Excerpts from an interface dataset
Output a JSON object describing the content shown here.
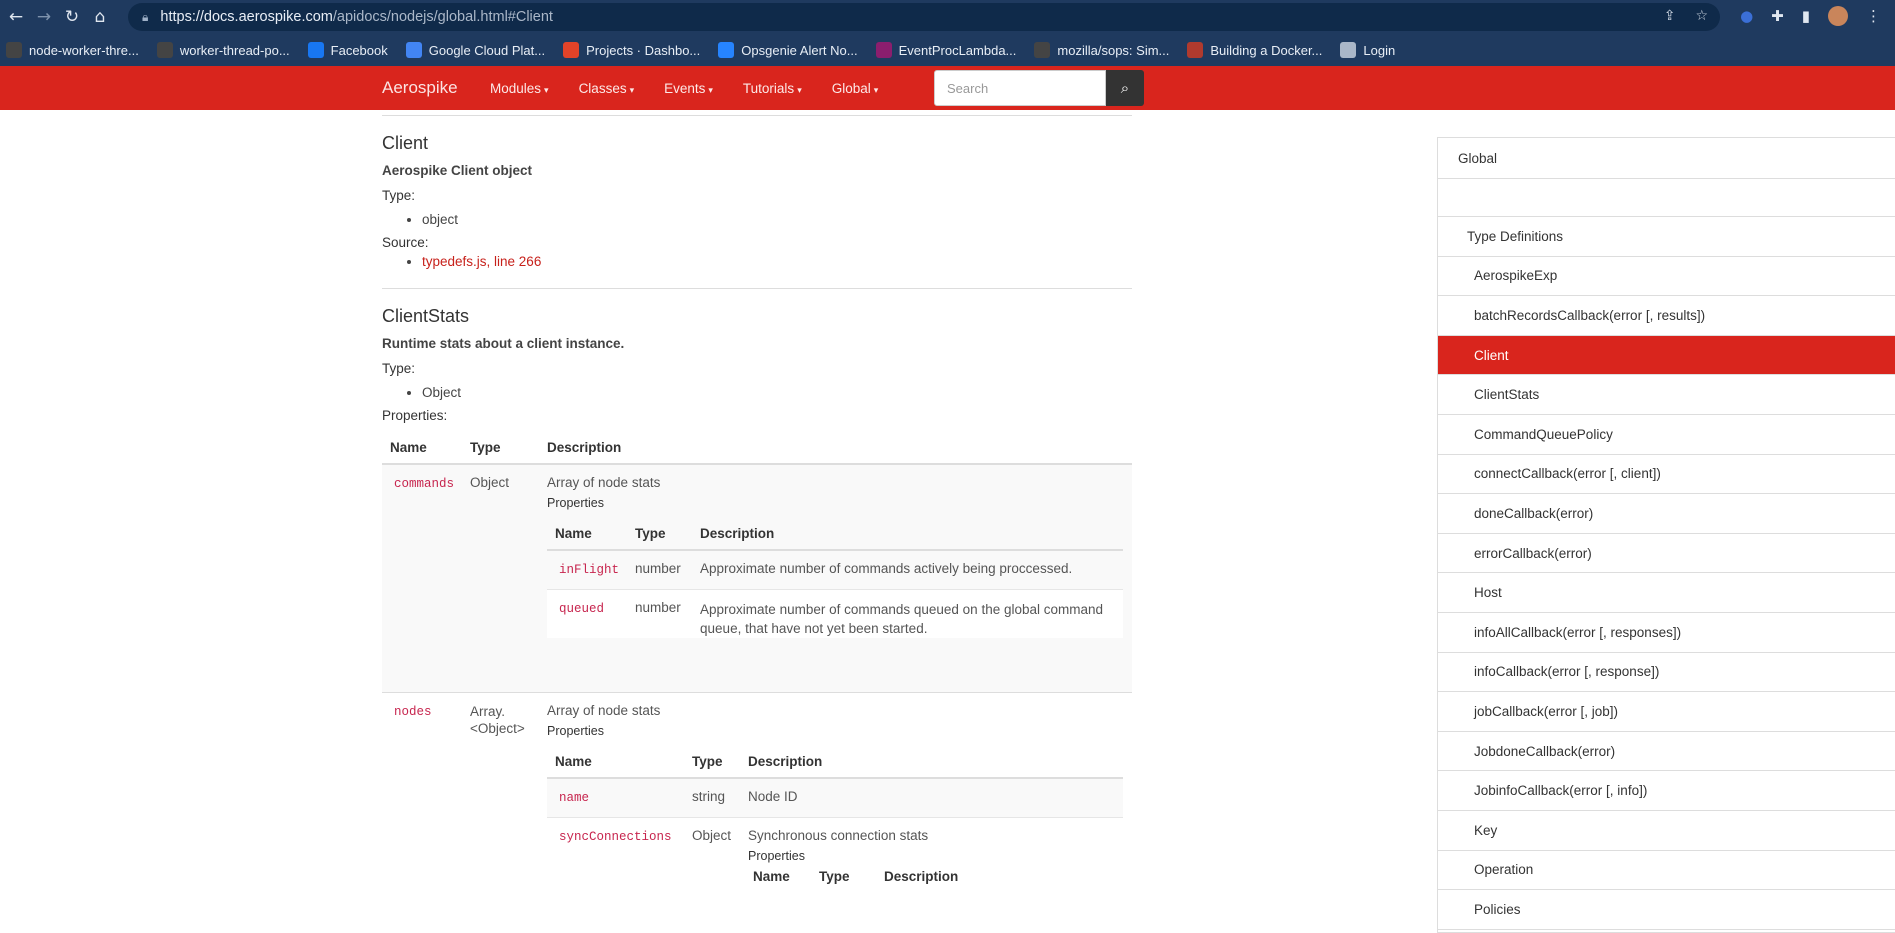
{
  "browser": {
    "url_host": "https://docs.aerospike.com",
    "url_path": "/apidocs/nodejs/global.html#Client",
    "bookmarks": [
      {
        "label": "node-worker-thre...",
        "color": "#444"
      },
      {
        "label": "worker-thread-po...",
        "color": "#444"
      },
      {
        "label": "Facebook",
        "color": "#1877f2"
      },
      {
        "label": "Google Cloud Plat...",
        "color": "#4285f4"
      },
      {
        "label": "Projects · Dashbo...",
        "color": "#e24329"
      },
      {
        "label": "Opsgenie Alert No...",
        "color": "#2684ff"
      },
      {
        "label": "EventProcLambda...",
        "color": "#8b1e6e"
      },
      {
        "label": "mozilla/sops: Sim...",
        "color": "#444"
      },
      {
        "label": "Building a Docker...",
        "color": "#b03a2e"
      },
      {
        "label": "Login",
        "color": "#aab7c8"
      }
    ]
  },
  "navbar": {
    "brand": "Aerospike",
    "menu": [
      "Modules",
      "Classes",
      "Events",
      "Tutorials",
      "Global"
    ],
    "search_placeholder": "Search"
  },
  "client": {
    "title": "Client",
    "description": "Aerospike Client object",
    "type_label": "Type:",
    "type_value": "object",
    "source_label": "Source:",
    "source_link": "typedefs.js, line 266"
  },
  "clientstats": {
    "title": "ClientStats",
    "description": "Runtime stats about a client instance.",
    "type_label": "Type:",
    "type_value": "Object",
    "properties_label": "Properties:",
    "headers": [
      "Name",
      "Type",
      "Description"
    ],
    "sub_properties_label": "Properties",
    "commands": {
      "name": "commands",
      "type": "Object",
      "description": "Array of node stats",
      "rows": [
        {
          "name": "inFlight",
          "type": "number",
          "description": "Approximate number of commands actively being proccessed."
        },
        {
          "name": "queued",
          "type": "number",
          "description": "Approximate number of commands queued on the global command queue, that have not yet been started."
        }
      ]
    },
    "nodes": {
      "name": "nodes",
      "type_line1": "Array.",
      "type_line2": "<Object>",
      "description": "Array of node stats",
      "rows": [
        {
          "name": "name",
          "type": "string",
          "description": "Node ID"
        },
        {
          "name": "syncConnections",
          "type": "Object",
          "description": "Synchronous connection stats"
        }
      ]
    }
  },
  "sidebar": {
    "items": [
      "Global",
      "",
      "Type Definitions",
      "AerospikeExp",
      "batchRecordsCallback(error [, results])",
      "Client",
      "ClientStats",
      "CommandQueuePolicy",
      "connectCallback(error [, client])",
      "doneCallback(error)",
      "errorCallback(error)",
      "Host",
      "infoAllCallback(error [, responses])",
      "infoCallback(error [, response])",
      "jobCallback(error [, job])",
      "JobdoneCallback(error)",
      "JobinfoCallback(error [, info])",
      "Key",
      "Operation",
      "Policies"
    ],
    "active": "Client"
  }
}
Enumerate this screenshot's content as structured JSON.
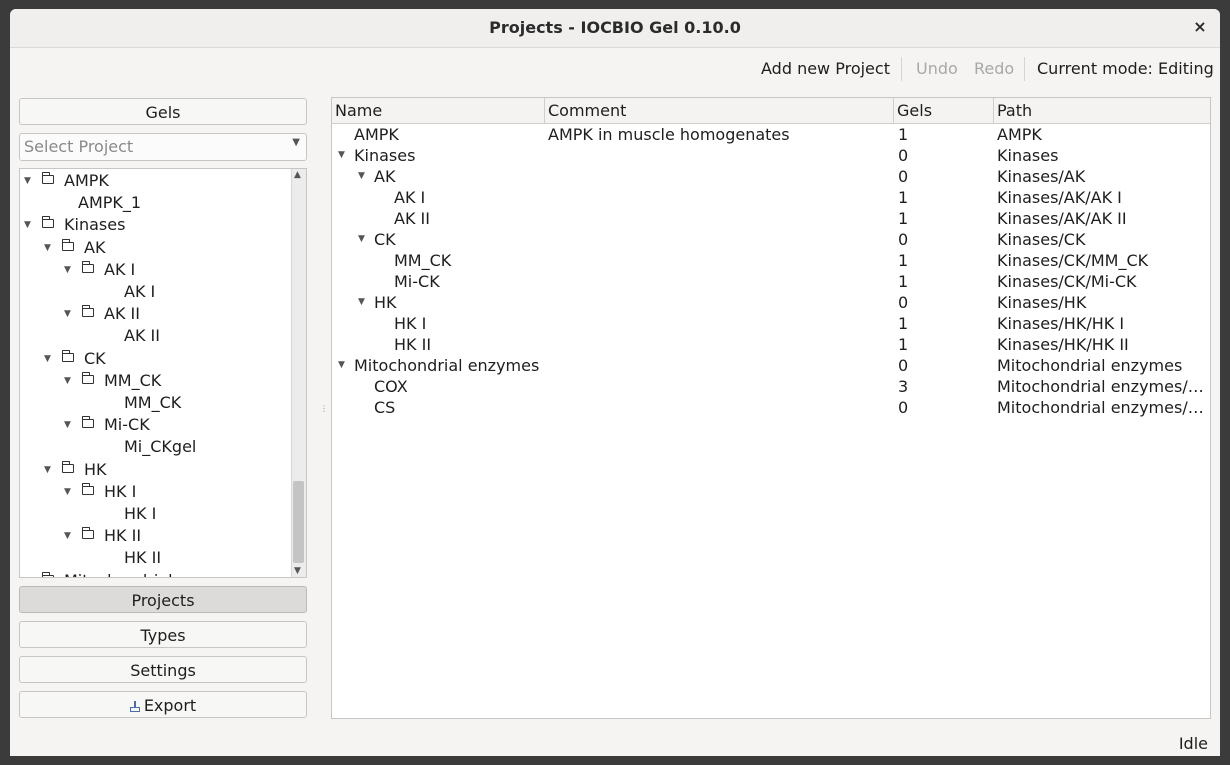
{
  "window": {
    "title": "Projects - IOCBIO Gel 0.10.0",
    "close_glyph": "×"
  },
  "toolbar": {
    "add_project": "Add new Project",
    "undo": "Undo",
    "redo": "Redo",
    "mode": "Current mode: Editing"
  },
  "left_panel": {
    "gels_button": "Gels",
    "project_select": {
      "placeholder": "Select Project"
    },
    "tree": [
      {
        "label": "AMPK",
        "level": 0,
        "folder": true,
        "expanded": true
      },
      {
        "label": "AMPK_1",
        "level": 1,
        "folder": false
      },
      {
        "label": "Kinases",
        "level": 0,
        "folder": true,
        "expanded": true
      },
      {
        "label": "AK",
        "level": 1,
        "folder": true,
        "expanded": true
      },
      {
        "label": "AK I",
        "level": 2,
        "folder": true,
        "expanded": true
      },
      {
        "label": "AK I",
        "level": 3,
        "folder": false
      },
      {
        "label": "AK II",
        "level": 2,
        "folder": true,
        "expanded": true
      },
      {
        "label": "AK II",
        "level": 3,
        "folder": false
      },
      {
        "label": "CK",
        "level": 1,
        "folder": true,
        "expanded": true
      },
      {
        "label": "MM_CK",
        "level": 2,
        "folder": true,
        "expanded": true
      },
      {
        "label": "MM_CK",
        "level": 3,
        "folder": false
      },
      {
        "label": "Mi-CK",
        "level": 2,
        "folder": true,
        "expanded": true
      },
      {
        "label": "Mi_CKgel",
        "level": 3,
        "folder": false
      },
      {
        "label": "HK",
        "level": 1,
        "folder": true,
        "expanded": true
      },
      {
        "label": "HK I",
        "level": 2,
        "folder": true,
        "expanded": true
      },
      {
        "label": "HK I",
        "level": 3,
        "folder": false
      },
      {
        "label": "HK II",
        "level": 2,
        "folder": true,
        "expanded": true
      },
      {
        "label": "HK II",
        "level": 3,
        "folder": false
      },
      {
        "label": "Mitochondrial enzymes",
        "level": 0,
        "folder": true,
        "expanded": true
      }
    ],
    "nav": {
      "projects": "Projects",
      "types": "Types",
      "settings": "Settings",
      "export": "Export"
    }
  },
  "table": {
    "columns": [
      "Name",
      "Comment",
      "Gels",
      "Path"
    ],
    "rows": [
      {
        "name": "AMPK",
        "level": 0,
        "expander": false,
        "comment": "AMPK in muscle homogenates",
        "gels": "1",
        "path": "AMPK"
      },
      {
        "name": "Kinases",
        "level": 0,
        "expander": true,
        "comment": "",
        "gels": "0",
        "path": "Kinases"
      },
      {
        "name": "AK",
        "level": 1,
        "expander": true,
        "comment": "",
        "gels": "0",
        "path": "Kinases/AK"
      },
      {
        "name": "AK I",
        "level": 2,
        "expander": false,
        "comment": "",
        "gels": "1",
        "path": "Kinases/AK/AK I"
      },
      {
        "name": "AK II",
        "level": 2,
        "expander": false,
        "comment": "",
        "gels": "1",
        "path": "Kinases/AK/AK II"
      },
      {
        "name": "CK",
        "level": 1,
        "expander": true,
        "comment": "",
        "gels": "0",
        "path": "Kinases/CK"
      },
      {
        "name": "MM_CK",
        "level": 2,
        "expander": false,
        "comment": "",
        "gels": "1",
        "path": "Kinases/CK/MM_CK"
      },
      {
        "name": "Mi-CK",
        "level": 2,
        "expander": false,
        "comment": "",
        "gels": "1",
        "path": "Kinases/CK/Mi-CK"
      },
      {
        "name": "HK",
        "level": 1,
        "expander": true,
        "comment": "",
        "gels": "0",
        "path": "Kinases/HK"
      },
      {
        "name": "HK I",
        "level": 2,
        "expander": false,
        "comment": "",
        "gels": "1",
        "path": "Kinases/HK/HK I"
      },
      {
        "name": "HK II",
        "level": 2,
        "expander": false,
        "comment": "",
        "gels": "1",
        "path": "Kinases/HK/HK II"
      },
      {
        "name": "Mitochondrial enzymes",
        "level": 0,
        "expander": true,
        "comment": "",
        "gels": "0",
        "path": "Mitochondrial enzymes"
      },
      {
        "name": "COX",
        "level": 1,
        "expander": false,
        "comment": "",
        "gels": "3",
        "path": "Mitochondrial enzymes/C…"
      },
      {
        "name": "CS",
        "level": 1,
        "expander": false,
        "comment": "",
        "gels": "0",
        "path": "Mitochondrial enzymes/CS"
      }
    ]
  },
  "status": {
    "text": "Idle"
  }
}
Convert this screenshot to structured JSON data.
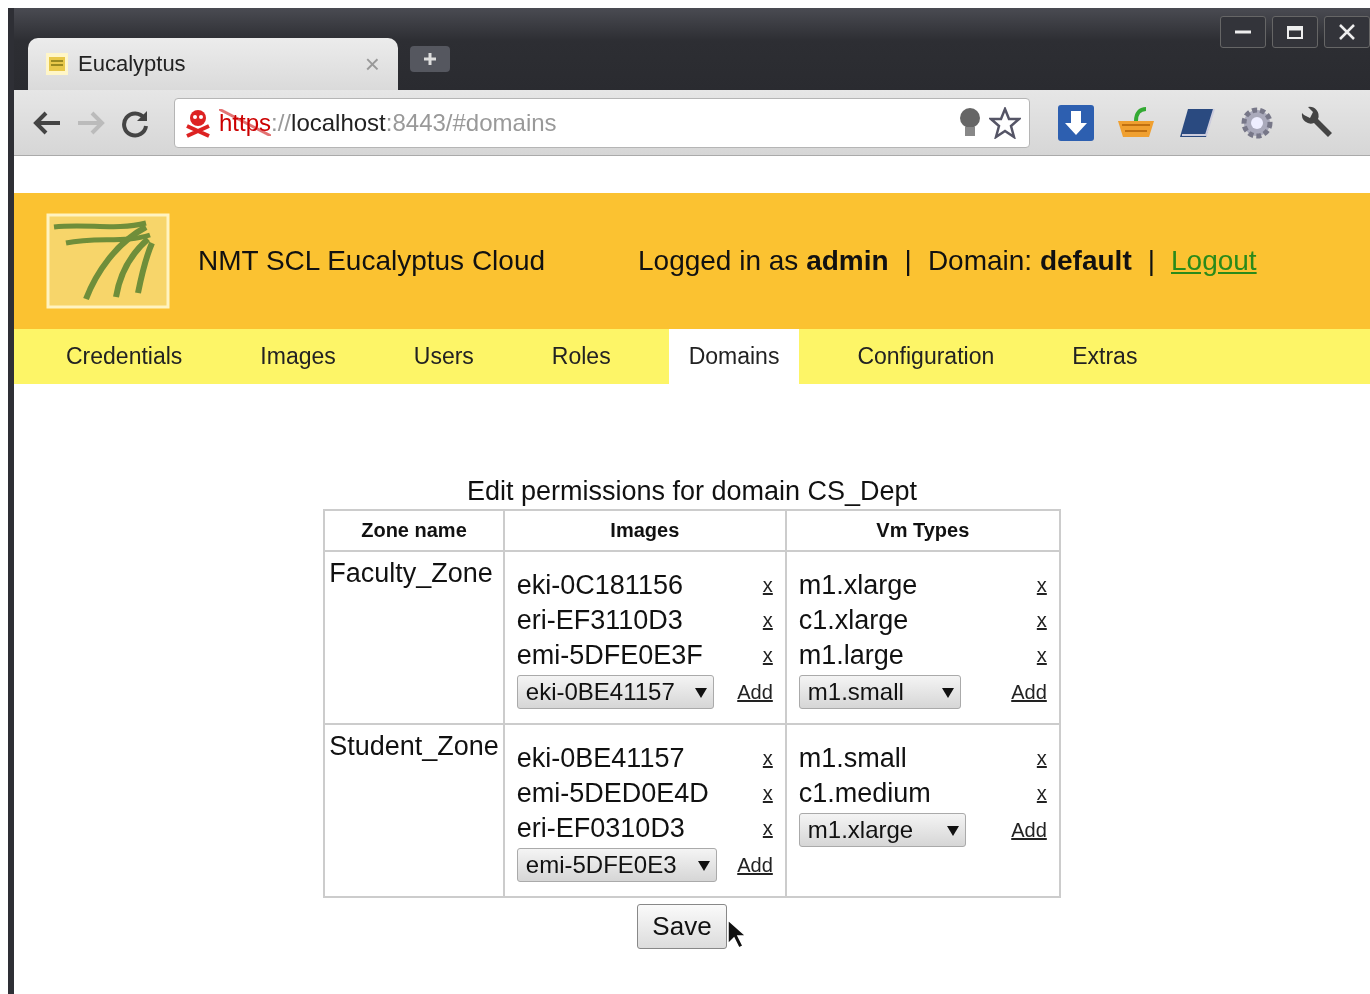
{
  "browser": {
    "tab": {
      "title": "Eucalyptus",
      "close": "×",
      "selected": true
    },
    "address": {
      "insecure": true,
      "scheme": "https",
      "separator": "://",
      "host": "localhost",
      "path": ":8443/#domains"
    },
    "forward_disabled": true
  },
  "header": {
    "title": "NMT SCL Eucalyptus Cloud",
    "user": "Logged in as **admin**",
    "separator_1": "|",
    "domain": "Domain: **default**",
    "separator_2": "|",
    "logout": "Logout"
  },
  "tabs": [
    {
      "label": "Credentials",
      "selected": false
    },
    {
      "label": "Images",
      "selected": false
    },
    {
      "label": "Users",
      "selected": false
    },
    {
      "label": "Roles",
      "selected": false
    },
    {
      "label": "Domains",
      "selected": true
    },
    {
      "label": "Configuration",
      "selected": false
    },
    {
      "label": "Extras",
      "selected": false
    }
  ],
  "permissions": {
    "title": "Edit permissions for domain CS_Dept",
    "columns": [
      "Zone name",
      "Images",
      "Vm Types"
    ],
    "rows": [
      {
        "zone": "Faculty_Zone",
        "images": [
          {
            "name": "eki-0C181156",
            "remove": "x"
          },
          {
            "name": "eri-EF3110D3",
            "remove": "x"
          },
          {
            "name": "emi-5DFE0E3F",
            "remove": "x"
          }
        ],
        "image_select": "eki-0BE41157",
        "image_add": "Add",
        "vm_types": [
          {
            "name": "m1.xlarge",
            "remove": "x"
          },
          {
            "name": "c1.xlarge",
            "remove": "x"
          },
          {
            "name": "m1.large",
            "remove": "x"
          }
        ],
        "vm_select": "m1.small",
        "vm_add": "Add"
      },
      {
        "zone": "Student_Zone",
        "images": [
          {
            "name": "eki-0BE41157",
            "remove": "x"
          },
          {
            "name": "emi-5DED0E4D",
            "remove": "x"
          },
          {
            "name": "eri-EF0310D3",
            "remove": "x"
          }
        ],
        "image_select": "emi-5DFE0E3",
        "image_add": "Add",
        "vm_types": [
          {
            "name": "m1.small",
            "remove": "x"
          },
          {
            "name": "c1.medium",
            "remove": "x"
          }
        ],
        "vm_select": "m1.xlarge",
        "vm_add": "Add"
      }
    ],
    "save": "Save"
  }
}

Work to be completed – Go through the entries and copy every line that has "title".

Exercise response –
    "title": "Client",
    "title": "ClientStats",
    "title": "Projects - IOCBIO Gel 0.10.0",
      "title": "Eucalyptus",
    "title": "NMT SCL Eucalyptus Cloud",
    "title": "Edit permissions for domain CS_Dept",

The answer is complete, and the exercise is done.